Now I hope you can begin to see how radically different the insurance DAO is from traditional insurance companies. How can you really compare them? In five years if they both offer the same exact services who do you think will win? If traditional insurers wish to survive they will need to do more than focus on competitive pricing of premiums that provide corporations a small profit margin on top of paying out claims and administrative costs. In our example above even when claim verification and fraud mitigation were free for insurance companies they were also free for the DAO using a completely different system. A DAOs administrative overhead is always going to be lower than traditional insurers which means that so long as they wish to compete on price alone they are always going to lose. Now insurers are forced to answer difficult questions. Helping people find a job costs money. Do you want to pass that cost onto policy holders? Value added services are nice but they price you out of traditional markets. The insurance DAO however will soon take away the ability for traditional institutions to compete merely on the basis of the pricing of premiums.
This gives you a brief glimpse into the coming upheaval that smart contracts will bring to nearly every market in the coming years. The possibilities are endless? Well so long as the Luddites don’t try to bring down the network I suppose. The power of smart financial systems using new distributed publishing technologies does have a limit but trying to imagine what it might be is both exciting and unnerving.
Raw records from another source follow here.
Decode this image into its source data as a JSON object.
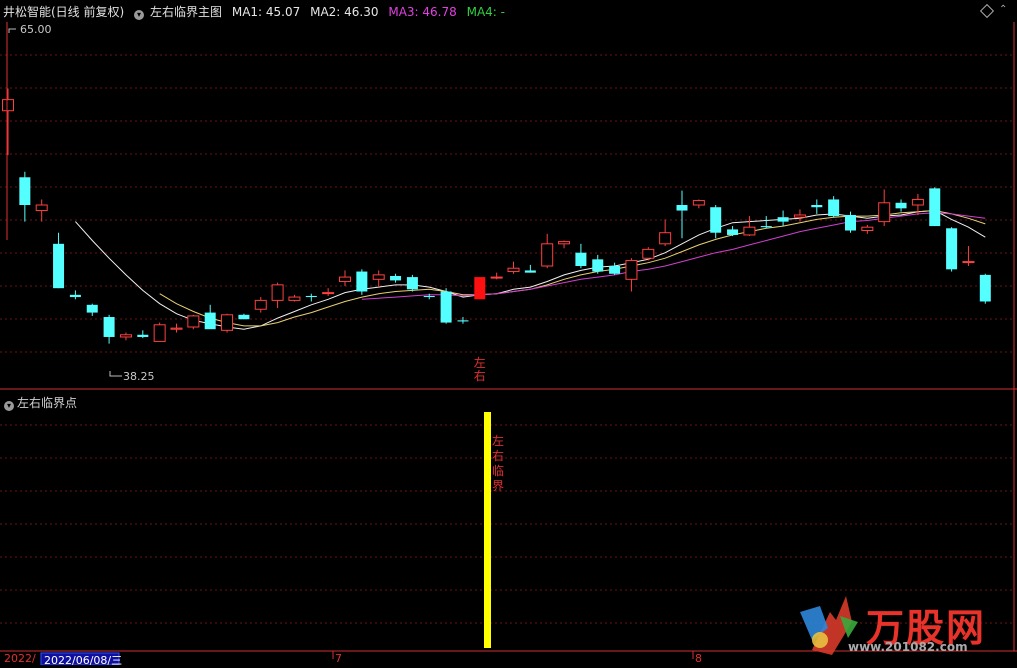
{
  "header": {
    "stock_name": "井松智能(日线 前复权)",
    "indicator_name": "左右临界主图",
    "ma1": "MA1: 45.07",
    "ma2": "MA2: 46.30",
    "ma3": "MA3: 46.78",
    "ma4": "MA4: -",
    "colors": {
      "ma1": "#e6e6e6",
      "ma2": "#e6e6e6",
      "ma3": "#e040e0",
      "ma4": "#30d040"
    }
  },
  "price_labels": {
    "high": "65.00",
    "low": "38.25"
  },
  "signal_label_main": "左右",
  "sub_panel": {
    "title": "左右临界点",
    "signal_label": "左右临界"
  },
  "date_axis": {
    "year_label": "2022/",
    "cursor_date": "2022/06/08/三",
    "month_7": "7",
    "month_8": "8"
  },
  "watermark": {
    "logo_text": "万股网",
    "url": "www.201082.com"
  },
  "chart_data": {
    "type": "candlestick",
    "price_range": [
      35,
      68
    ],
    "candles": [
      [
        60,
        62,
        56,
        61
      ],
      [
        54,
        54.5,
        50,
        51.5
      ],
      [
        51,
        52,
        50,
        51.5
      ],
      [
        48,
        49,
        44,
        44
      ],
      [
        43.4,
        43.8,
        43.0,
        43.2
      ],
      [
        42.5,
        42.6,
        41.5,
        41.8
      ],
      [
        41.4,
        41.6,
        39.0,
        39.6
      ],
      [
        39.6,
        40.0,
        39.3,
        39.8
      ],
      [
        39.8,
        40.2,
        39.5,
        39.6
      ],
      [
        39.2,
        40.9,
        39.2,
        40.7
      ],
      [
        40.3,
        40.8,
        40.0,
        40.4
      ],
      [
        40.5,
        41.6,
        40.3,
        41.5
      ],
      [
        41.8,
        42.5,
        40.8,
        40.3
      ],
      [
        40.2,
        41.7,
        40.0,
        41.6
      ],
      [
        41.6,
        41.7,
        41.2,
        41.2
      ],
      [
        42.1,
        43.2,
        41.8,
        42.9
      ],
      [
        42.9,
        44.5,
        42.2,
        44.3
      ],
      [
        42.9,
        43.4,
        42.8,
        43.2
      ],
      [
        43.3,
        43.5,
        42.8,
        43.2
      ],
      [
        43.6,
        44.0,
        43.3,
        43.6
      ],
      [
        44.6,
        45.6,
        44.2,
        45.0
      ],
      [
        45.5,
        45.7,
        43.4,
        43.7
      ],
      [
        44.8,
        45.6,
        44.1,
        45.2
      ],
      [
        45.1,
        45.3,
        44.5,
        44.7
      ],
      [
        45.0,
        45.2,
        43.7,
        43.9
      ],
      [
        43.3,
        43.5,
        43.0,
        43.2
      ],
      [
        43.7,
        44.0,
        40.8,
        40.9
      ],
      [
        41.1,
        41.4,
        40.8,
        41.0
      ],
      [
        43.0,
        45.0,
        43.0,
        45.0
      ],
      [
        45.0,
        45.4,
        44.8,
        45.0
      ],
      [
        45.5,
        46.4,
        45.3,
        45.8
      ],
      [
        45.6,
        46.1,
        45.4,
        45.4
      ],
      [
        46.0,
        48.9,
        45.8,
        48.0
      ],
      [
        48.0,
        48.3,
        47.6,
        48.2
      ],
      [
        47.2,
        48.0,
        45.8,
        46.0
      ],
      [
        46.6,
        47.0,
        45.3,
        45.5
      ],
      [
        46.0,
        46.3,
        45.2,
        45.3
      ],
      [
        44.8,
        46.7,
        43.7,
        46.5
      ],
      [
        46.7,
        47.7,
        46.5,
        47.5
      ],
      [
        48.0,
        50.2,
        47.8,
        49.0
      ],
      [
        51.5,
        52.8,
        48.5,
        51.0
      ],
      [
        51.5,
        52.0,
        51.2,
        51.9
      ],
      [
        51.3,
        51.5,
        48.5,
        49.0
      ],
      [
        49.3,
        49.6,
        48.7,
        48.8
      ],
      [
        48.8,
        50.5,
        48.7,
        49.5
      ],
      [
        49.6,
        50.5,
        49.4,
        49.5
      ],
      [
        50.4,
        51.0,
        49.6,
        50.0
      ],
      [
        50.4,
        51.1,
        50.0,
        50.6
      ],
      [
        51.5,
        52.0,
        50.7,
        51.3
      ],
      [
        52.0,
        52.3,
        50.4,
        50.5
      ],
      [
        50.6,
        50.9,
        49.0,
        49.2
      ],
      [
        49.2,
        49.7,
        48.9,
        49.5
      ],
      [
        50.0,
        52.9,
        49.6,
        51.7
      ],
      [
        51.7,
        52.0,
        50.9,
        51.2
      ],
      [
        51.5,
        52.5,
        50.6,
        52.0
      ],
      [
        53.0,
        53.1,
        49.6,
        49.6
      ],
      [
        49.4,
        49.5,
        45.5,
        45.7
      ],
      [
        46.4,
        47.8,
        46.0,
        46.4
      ],
      [
        45.2,
        45.3,
        42.6,
        42.8
      ]
    ],
    "ma1": [
      [
        4,
        50
      ],
      [
        5,
        48.3
      ],
      [
        6,
        46.7
      ],
      [
        7,
        45.2
      ],
      [
        8,
        43.8
      ],
      [
        9,
        42.6
      ],
      [
        10,
        41.7
      ],
      [
        11,
        41.1
      ],
      [
        12,
        40.8
      ],
      [
        13,
        40.5
      ],
      [
        14,
        40.3
      ],
      [
        15,
        40.6
      ],
      [
        16,
        41.3
      ],
      [
        17,
        41.9
      ],
      [
        18,
        42.5
      ],
      [
        19,
        43.0
      ],
      [
        20,
        43.6
      ],
      [
        21,
        43.9
      ],
      [
        22,
        44.1
      ],
      [
        23,
        44.3
      ],
      [
        24,
        44.3
      ],
      [
        25,
        44.1
      ],
      [
        26,
        43.7
      ],
      [
        27,
        43.2
      ],
      [
        28,
        43.4
      ],
      [
        29,
        43.5
      ],
      [
        30,
        43.9
      ],
      [
        31,
        44.1
      ],
      [
        32,
        44.6
      ],
      [
        33,
        45.2
      ],
      [
        34,
        45.6
      ],
      [
        35,
        45.9
      ],
      [
        36,
        46.0
      ],
      [
        37,
        46.3
      ],
      [
        38,
        46.6
      ],
      [
        39,
        47.2
      ],
      [
        40,
        48.0
      ],
      [
        41,
        48.8
      ],
      [
        42,
        49.4
      ],
      [
        43,
        49.9
      ],
      [
        44,
        50.0
      ],
      [
        45,
        50.1
      ],
      [
        46,
        50.2
      ],
      [
        47,
        50.3
      ],
      [
        48,
        50.6
      ],
      [
        49,
        50.7
      ],
      [
        50,
        50.5
      ],
      [
        51,
        50.3
      ],
      [
        52,
        50.5
      ],
      [
        53,
        50.6
      ],
      [
        54,
        50.9
      ],
      [
        55,
        51.0
      ],
      [
        56,
        50.2
      ],
      [
        57,
        49.5
      ],
      [
        58,
        48.6
      ]
    ],
    "ma2": [
      [
        9,
        43.5
      ],
      [
        10,
        42.6
      ],
      [
        11,
        41.9
      ],
      [
        12,
        41.3
      ],
      [
        13,
        40.9
      ],
      [
        14,
        40.6
      ],
      [
        15,
        40.6
      ],
      [
        16,
        40.9
      ],
      [
        17,
        41.4
      ],
      [
        18,
        41.8
      ],
      [
        19,
        42.3
      ],
      [
        20,
        42.8
      ],
      [
        21,
        43.2
      ],
      [
        22,
        43.5
      ],
      [
        23,
        43.7
      ],
      [
        24,
        43.8
      ],
      [
        25,
        43.9
      ],
      [
        26,
        43.7
      ],
      [
        27,
        43.4
      ],
      [
        28,
        43.4
      ],
      [
        29,
        43.5
      ],
      [
        30,
        43.7
      ],
      [
        31,
        43.9
      ],
      [
        32,
        44.3
      ],
      [
        33,
        44.8
      ],
      [
        34,
        45.2
      ],
      [
        35,
        45.5
      ],
      [
        36,
        45.7
      ],
      [
        37,
        46.0
      ],
      [
        38,
        46.3
      ],
      [
        39,
        46.7
      ],
      [
        40,
        47.3
      ],
      [
        41,
        47.9
      ],
      [
        42,
        48.4
      ],
      [
        43,
        48.8
      ],
      [
        44,
        49.1
      ],
      [
        45,
        49.4
      ],
      [
        46,
        49.6
      ],
      [
        47,
        49.9
      ],
      [
        48,
        50.2
      ],
      [
        49,
        50.4
      ],
      [
        50,
        50.5
      ],
      [
        51,
        50.5
      ],
      [
        52,
        50.6
      ],
      [
        53,
        50.8
      ],
      [
        54,
        50.9
      ],
      [
        55,
        51.0
      ],
      [
        56,
        50.7
      ],
      [
        57,
        50.3
      ],
      [
        58,
        49.8
      ]
    ],
    "ma3": [
      [
        21,
        43.0
      ],
      [
        22,
        43.1
      ],
      [
        23,
        43.2
      ],
      [
        24,
        43.3
      ],
      [
        25,
        43.4
      ],
      [
        26,
        43.4
      ],
      [
        27,
        43.3
      ],
      [
        28,
        43.4
      ],
      [
        29,
        43.5
      ],
      [
        30,
        43.7
      ],
      [
        31,
        43.9
      ],
      [
        32,
        44.2
      ],
      [
        33,
        44.5
      ],
      [
        34,
        44.8
      ],
      [
        35,
        45.0
      ],
      [
        36,
        45.2
      ],
      [
        37,
        45.5
      ],
      [
        38,
        45.7
      ],
      [
        39,
        46.0
      ],
      [
        40,
        46.4
      ],
      [
        41,
        46.8
      ],
      [
        42,
        47.2
      ],
      [
        43,
        47.5
      ],
      [
        44,
        47.9
      ],
      [
        45,
        48.3
      ],
      [
        46,
        48.7
      ],
      [
        47,
        49.1
      ],
      [
        48,
        49.4
      ],
      [
        49,
        49.7
      ],
      [
        50,
        50.0
      ],
      [
        51,
        50.1
      ],
      [
        52,
        50.3
      ],
      [
        53,
        50.5
      ],
      [
        54,
        50.7
      ],
      [
        55,
        50.8
      ],
      [
        56,
        50.7
      ],
      [
        57,
        50.5
      ],
      [
        58,
        50.3
      ]
    ],
    "signal_index": 28
  }
}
In the coming blog posts we will explore how human participants interact with the DAO and some of the technical details surrounding how the processes of underwriting policies, awarding claims and validating a claimant’s status are automated.
Your fellow cost efficient intelligence resource – J.D.